From mouthwatering appetizers such as the chilled lobster salad and crispy eggplant parmigiana to meat and fish dishes like la bresse coquelet [whole roasted baby chicken with sage and white balsamic chicken jus] and orbetello sea bream [pan-roasted fillet with caviar and black mussel cream], the Italian restaurant is easily considered the go-to place to impress friends and family.
Over the years, Olivas has travelled to Hong Kong, Bali, Thailand, China or Japan to try out different cuisines and find inspiration. “Going to food and fish markets, that was something really cool to do,” Olivas says. “To see these beautiful products and as chefs, we think, ‘Oh, what can we do with this?’ I like to take photos of the products and then ask ‘Can we get this [in Macao]?’”
Biggest challenge: Professionally and personally, the pandemic has posed the biggest challenge for Olivas. “Not being able to go home is a challenge and sacrifice we make,” he says. “You have to be strong for your team. You have to be their mentor, leader and friend because everybody is going through the same thing. We all haven’t left Macao and that’s been a challenge, but we’ve overcome it here at Wynn – by helping each other out.”
Most meaningful culinary experience: “Hands down, it would be staging [working as a sous chef for top chefs] in Italy,” Olivas says. “It was like the most terrifying, exciting, eye-opening experience of my life. I basically walked in as a young American skinny aspiring cook who is bottom of the hierarchy just having to learn, be humble, listen and absorb knowledge.
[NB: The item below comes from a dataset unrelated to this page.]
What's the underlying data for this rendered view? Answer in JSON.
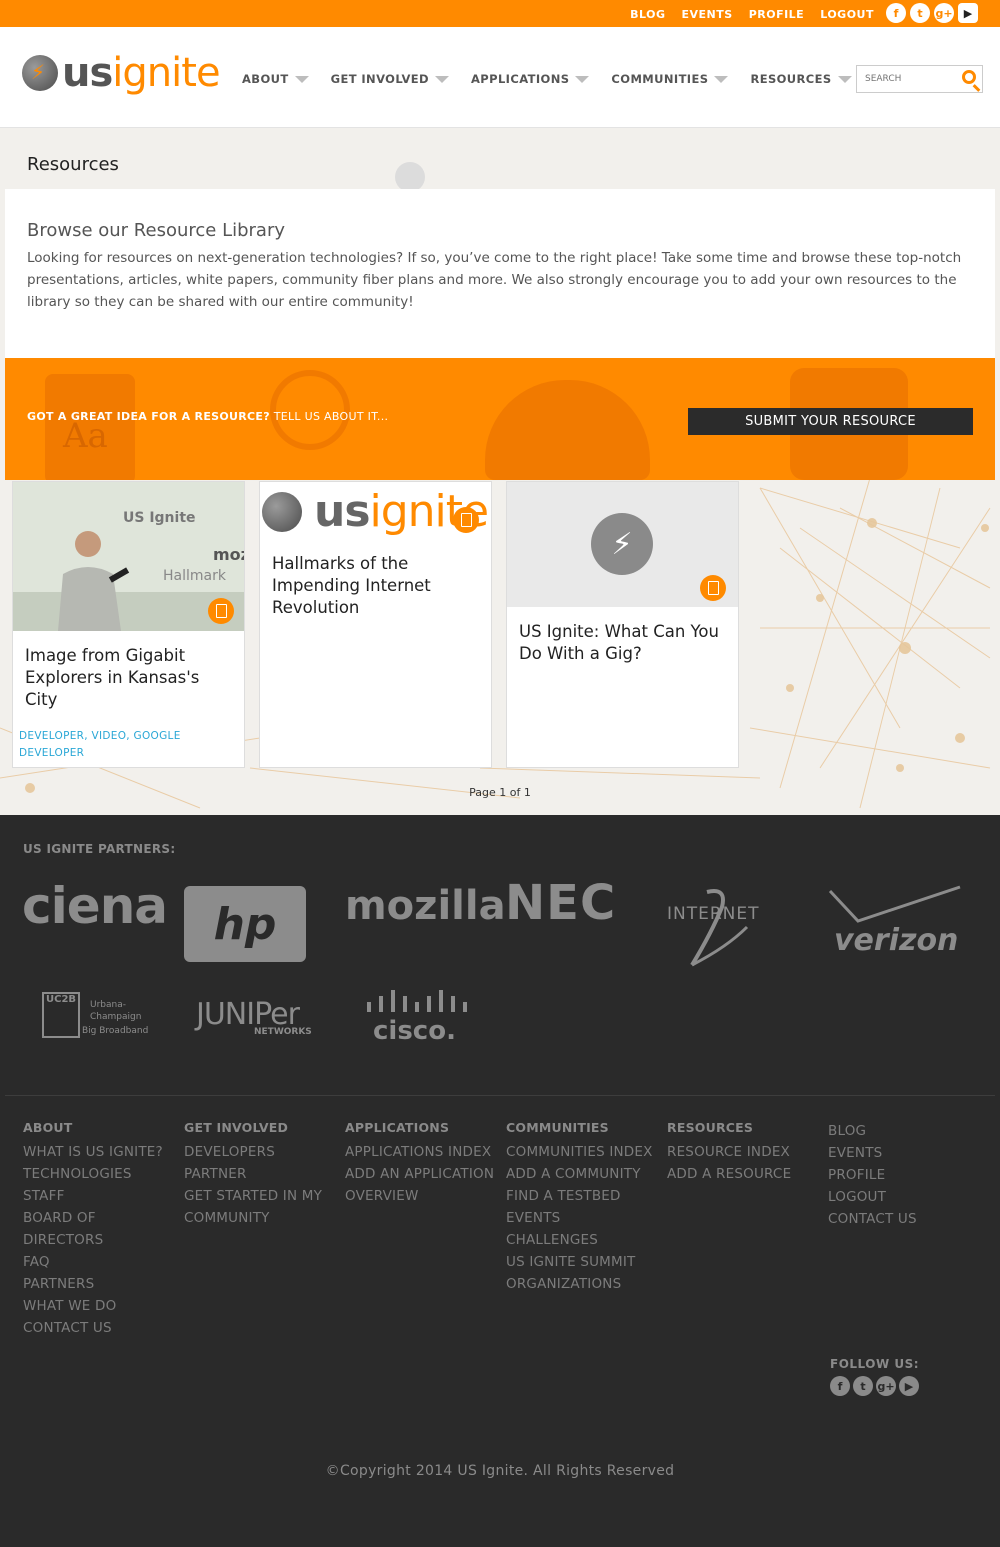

Learning the language and appreciating where I was in the moment was the most impactful experience of my life.”
Cooking specialities: Olivas has a few tricks up his sleeves but says “making pasta is my zen.” Name any pasta, from tagliatelle to tortellini, fettuccine to fusilli, and he’s mastered it all.
“Arriving in the morning before everyone gets here and being able to create that experience with myself and the dough sounds a little cheesy, but it really is meditative to make pasta dough and watch somebody eat it afterwards,” he says.
Favourite dish to make: “Cavatelli is a fun pasta to make. It’s versatile and doesn’t get enough attention. I personally love [Il Teatro’s homemade cavatelli dish] because it’s a crab on crab, and it’s my dish,” says Olivas.
Olivas creates this signature dish, which he added to the menu in 2017, using spanner and dungeness crab meat mixed with a special sauce made from crustacean stock, mint, basil, tomatoes, garlic, lemon, chilli and butter. “I was able to put my touch on it with my seafood and pasta knowledge and combine it all into one dish. It’s amazing!”
Parting advice: “You know this life [being a chef] is not for everybody,” he says. “If you’re an aspiring chef, browsing cookbooks, old recipes and social media nowadays is a great tool. But definitely, listen and be willing to learn. I’m still learning and learning every day because as soon as you stop, you’re lost.”